Vaibhav_Ahire_Thesis_MSME_May2021.pdf (5.3 MB)

PHYSICS-BASED DIESEL ENGINE MODEL DEVELOPMENT CALIBRATION AND VALIDATION FOR ACCURATE CYLINDER PARAMETERS AND NOX PREDICTION

Download (5.3 MB)
thesis
posted on 10.05.2021, 15:18 by Vaibhav Kailas Ahire
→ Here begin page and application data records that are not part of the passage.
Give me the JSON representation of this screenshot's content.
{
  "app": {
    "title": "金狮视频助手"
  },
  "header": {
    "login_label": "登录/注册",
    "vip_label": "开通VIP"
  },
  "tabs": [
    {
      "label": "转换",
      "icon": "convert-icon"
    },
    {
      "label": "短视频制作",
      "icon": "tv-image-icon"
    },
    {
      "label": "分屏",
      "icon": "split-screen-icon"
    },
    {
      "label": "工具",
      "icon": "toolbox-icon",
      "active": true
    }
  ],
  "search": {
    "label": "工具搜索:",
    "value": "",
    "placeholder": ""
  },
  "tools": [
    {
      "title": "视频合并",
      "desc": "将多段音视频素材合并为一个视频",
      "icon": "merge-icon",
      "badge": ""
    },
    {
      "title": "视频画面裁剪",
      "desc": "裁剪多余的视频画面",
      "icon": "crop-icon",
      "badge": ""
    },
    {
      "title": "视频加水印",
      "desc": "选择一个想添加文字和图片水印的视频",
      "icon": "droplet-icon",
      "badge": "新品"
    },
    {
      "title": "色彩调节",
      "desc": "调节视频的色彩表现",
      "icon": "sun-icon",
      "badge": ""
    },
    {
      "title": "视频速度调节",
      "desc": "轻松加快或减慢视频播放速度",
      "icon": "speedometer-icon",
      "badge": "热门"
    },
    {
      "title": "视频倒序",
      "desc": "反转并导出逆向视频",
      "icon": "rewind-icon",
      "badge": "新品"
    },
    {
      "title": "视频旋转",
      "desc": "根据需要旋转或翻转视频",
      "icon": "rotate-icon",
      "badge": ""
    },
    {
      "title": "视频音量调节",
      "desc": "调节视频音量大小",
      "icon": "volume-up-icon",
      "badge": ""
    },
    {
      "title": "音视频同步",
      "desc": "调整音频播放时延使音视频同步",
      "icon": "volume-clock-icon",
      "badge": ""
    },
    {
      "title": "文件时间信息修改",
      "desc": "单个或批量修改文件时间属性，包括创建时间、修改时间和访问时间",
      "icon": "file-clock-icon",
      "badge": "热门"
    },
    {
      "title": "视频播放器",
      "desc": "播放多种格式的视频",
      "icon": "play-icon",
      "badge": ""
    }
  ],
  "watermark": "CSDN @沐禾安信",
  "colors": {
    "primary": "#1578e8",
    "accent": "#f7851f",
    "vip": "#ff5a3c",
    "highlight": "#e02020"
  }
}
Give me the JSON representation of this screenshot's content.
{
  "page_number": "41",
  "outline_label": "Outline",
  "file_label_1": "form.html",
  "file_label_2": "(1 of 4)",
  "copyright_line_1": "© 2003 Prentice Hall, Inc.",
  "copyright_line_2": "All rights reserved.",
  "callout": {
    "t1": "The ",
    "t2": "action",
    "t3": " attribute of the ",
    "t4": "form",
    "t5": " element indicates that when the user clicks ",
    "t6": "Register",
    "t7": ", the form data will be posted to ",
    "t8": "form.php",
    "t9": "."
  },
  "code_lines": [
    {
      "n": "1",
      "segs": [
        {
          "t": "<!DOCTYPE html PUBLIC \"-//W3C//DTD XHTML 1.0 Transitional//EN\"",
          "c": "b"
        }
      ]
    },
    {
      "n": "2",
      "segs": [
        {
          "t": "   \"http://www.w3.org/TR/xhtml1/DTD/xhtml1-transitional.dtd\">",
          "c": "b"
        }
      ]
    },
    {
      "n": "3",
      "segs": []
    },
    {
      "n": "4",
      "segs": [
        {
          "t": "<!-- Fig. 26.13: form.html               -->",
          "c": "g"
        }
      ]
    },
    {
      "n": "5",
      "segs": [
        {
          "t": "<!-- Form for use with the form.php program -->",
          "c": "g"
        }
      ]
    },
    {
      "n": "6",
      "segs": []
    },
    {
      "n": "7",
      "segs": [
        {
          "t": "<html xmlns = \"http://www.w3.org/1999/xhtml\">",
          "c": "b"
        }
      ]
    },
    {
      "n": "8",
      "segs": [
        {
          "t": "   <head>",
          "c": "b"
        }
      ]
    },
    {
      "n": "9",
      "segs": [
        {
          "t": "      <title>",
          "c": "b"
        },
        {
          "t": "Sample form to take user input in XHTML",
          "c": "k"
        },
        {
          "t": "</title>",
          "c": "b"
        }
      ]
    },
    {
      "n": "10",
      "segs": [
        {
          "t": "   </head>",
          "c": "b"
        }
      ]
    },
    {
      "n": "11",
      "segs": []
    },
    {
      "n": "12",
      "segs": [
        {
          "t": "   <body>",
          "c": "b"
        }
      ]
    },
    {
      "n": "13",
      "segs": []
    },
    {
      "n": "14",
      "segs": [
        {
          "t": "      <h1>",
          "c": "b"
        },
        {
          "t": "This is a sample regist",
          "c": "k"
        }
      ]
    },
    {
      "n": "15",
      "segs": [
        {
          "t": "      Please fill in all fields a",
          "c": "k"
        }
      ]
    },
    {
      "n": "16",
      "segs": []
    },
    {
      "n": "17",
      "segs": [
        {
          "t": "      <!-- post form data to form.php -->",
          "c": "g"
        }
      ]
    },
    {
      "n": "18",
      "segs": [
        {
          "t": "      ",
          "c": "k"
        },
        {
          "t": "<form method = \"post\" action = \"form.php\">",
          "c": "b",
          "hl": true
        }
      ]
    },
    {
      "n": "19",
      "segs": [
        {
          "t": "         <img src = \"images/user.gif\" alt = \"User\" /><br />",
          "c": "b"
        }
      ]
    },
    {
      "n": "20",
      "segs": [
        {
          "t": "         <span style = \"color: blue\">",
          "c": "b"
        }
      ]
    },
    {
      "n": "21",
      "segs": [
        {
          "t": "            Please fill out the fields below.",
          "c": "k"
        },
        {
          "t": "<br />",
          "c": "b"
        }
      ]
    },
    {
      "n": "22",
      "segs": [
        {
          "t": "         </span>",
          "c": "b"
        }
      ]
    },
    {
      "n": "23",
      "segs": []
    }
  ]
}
Stringent regulatory requirements and modern diesel engine technologies have engaged automotive manufacturers and researchers in accurately predicting and controlling diesel engine-out emissions. As a result, engine control systems have become more complex and opaquer, increasing the development time and costs. To address this challenge, Model-based control methods are an effective way to deal with the criticality of the system study and controls. And physics-based combustion engine modeling is a key to achieve it. This thesis focuses on development and validation of a physics-based model for both engine and emissions using model-based design tools from MATLAB & Simulink. Engine model equipped with exhaust gas circulation and variable geometry turbine is adopted from the previously done work which was then integrated with the combustion and emission model that predicts the heat release rates and NOx emission from engine. Combustion model is designed based on the mass fraction burnt from CA10 to CA90 and then NOx predicted using the extended Zeldovich mechanism. The engine models are tuned for both steady state and dynamics test points to account for engine operating range from the performance data. Various engine and combustion parameters are estimated using parameter estimation toolbox from MATLAB and Simulink by applying least squared solver to minimize the error between measured and estimated variables. This model is validated against the virtual engine model developed in GT-power for Cummins 6.7L turbo diesel engine. To account the harmonization of the testing cycles to save engine development time globally, a world harmonized stationary cycle (WHSC) is used for the validation. Sub-systems are validated individually as well as in loop with a complete model for WHSC. Engine model validation showed promising accuracy of more than 88.4 percent in average for the desired parameters required for the NOx prediction. NOx estimation is accurate for the cycle except warm up and cool down phase. However, NOx prediction during these phases is limited due to actual NOx measured data for tuning the model for real time NOx estimation. Results are summarized at the end to compare the trend of NOx estimation from the developed combustion and emission model to show the accuracy of in-cylinder parameters and required for the NOx estimation.

History

Degree Type

Master of Science

Department

Mechanical Engineering

Campus location

Indianapolis

Advisor/Supervisor/Committee Chair

Dr. Ali Razban

Additional Committee Member 2

Dr. Sohel Anwar

Additional Committee Member 3

Dr. Hazim El-Mounayri